In today’s world, our purses continue to tumble and theirs grow by leaps and bounds. Thoroughbreds now have many multi-million-dollar events, including one for $10 million and one for $20 million, both in oil-enhanced countries. The Derby purse is now $3 million dollars, while the Meadowlands purse shrunk to $630,000.
I have long tried to elevate the appearance of our sport to little success. If we want to appeal to the elite money we do little to help ourselves.
An owner has far less risk and far more chance to make money buying a standardbred. Buying a financially-successful runner is like looking for a needle in a haystack. But we don’t help ourselves at all. Let’s start with wearing shorts and flip flops in the winner’s circle. I realize it’s not practical for a trainer in our sport to wear a tie and jacket after warming up five horses in 100 degree heat, but at least leave your colors on, They look great in winner’s circle interviews. If you are lucky enough to have a job on camera I won’t say a tie is necessary, but a sport jacket should be.
Last but not least, management has lost control over announcers. I am sick and tired of race callers pronouncing horses, drivers and owners names wrong. If you don’t know, ask. And most of all, call the races and don’t editorialize with extraneous comments as to a horse being on a line, that’s the last thing a trainer or owner wants to hear. To me, not having an announcer, as Keeneland did for many years, is far more appealing than the self-impressed verbal diarrhea.
I know many will read this and say it’s way too late. That’s wrong, it’s never too late because improving image is always a plus and none of us know what’s around the corner. Good things will happen when you present an appealing format.
Paul Blanchard asks: I know you are a nutty Miami Heat fan. When you predicted a great season for them this time last year did you think they would go this far?
Hang on now, it’s not over yet. We still have a date with King James and the Lakers. Truthfully, I thought they would be in the playoffs. I did think they could beat Milwaukee, but Boston was a different story. They just seem to rise to any occasion.
I am just as big a Wildcat (Kentucky) fan and love Bam Adebayo and then the draft of Tyler Herro was amazing. Riley and Spoelstra are both basketball geniuses, so anything is possible.

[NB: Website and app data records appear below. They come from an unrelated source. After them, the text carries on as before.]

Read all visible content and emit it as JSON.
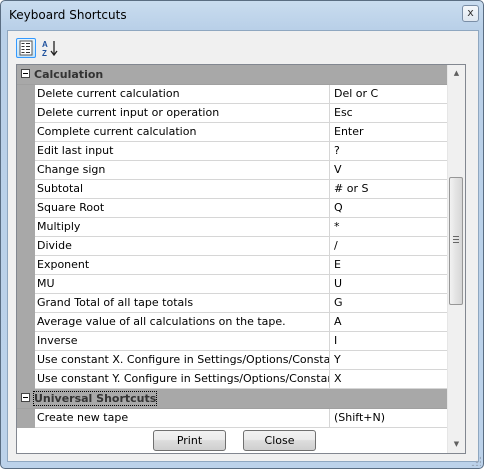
{
  "window": {
    "title": "Keyboard Shortcuts",
    "close_glyph": "x"
  },
  "toolbar": {
    "categorized_icon": "categorized-view-icon",
    "alphabetical_icon": "sort-az-icon"
  },
  "grid": {
    "categories": [
      {
        "label": "Calculation",
        "rows": [
          {
            "name": "Delete current calculation",
            "value": "Del or C"
          },
          {
            "name": "Delete current input or operation",
            "value": "Esc"
          },
          {
            "name": "Complete current calculation",
            "value": "Enter"
          },
          {
            "name": "Edit last input",
            "value": "?"
          },
          {
            "name": "Change sign",
            "value": "V"
          },
          {
            "name": "Subtotal",
            "value": "# or S"
          },
          {
            "name": "Square Root",
            "value": "Q"
          },
          {
            "name": "Multiply",
            "value": "*"
          },
          {
            "name": "Divide",
            "value": "/"
          },
          {
            "name": "Exponent",
            "value": "E"
          },
          {
            "name": "MU",
            "value": "U"
          },
          {
            "name": "Grand Total of all tape totals",
            "value": "G"
          },
          {
            "name": "Average value of all calculations on the tape.",
            "value": "A"
          },
          {
            "name": "Inverse",
            "value": "I"
          },
          {
            "name": "Use constant X. Configure in Settings/Options/Constants",
            "value": "Y"
          },
          {
            "name": "Use constant Y. Configure in Settings/Options/Constants",
            "value": "X"
          }
        ]
      },
      {
        "label": "Universal Shortcuts",
        "rows": [
          {
            "name": "Create new tape",
            "value": "(Shift+N)"
          }
        ]
      }
    ]
  },
  "buttons": {
    "print_label": "Print",
    "close_label": "Close"
  }
}
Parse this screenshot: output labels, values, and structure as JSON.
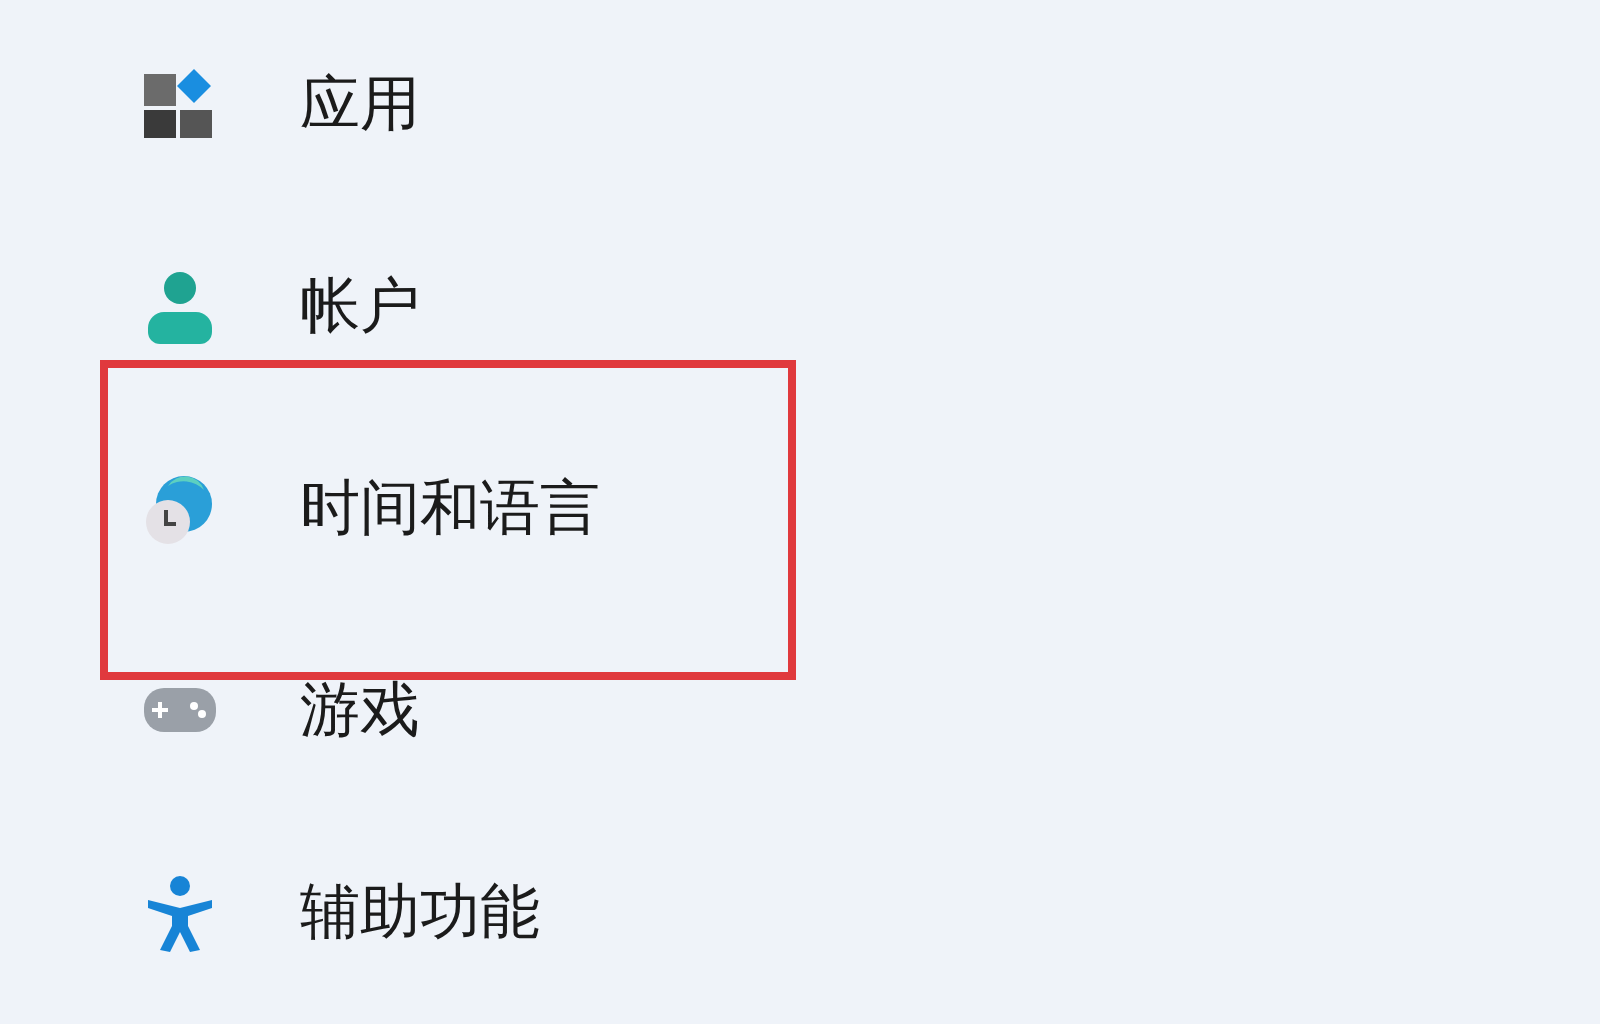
{
  "sidebar": {
    "items": [
      {
        "kind": "apps",
        "label": "应用",
        "highlighted": false
      },
      {
        "kind": "accounts",
        "label": "帐户",
        "highlighted": false
      },
      {
        "kind": "time",
        "label": "时间和语言",
        "highlighted": true
      },
      {
        "kind": "gaming",
        "label": "游戏",
        "highlighted": false
      },
      {
        "kind": "accessibility",
        "label": "辅助功能",
        "highlighted": false
      }
    ]
  }
}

They started game one of the finals like a house on fire but fell flat on their face thereafter giving up a barrage of three pointers to a team that never does well from three point range.
The horror of the night was not the loss but the injuries to three starters and the three leading scorers. They need more than a miracle to turn it around in game two tonight.
Thanks for all the kind words and please keep the questions coming. The Red Mile Grand Circuit is underway and the sales are coming next week. Come and join us if you can and bet online if you are unable to attend in person. Have a wonderful week.
Have a question for The Guru?
Email him at GurfTrot@aol.com.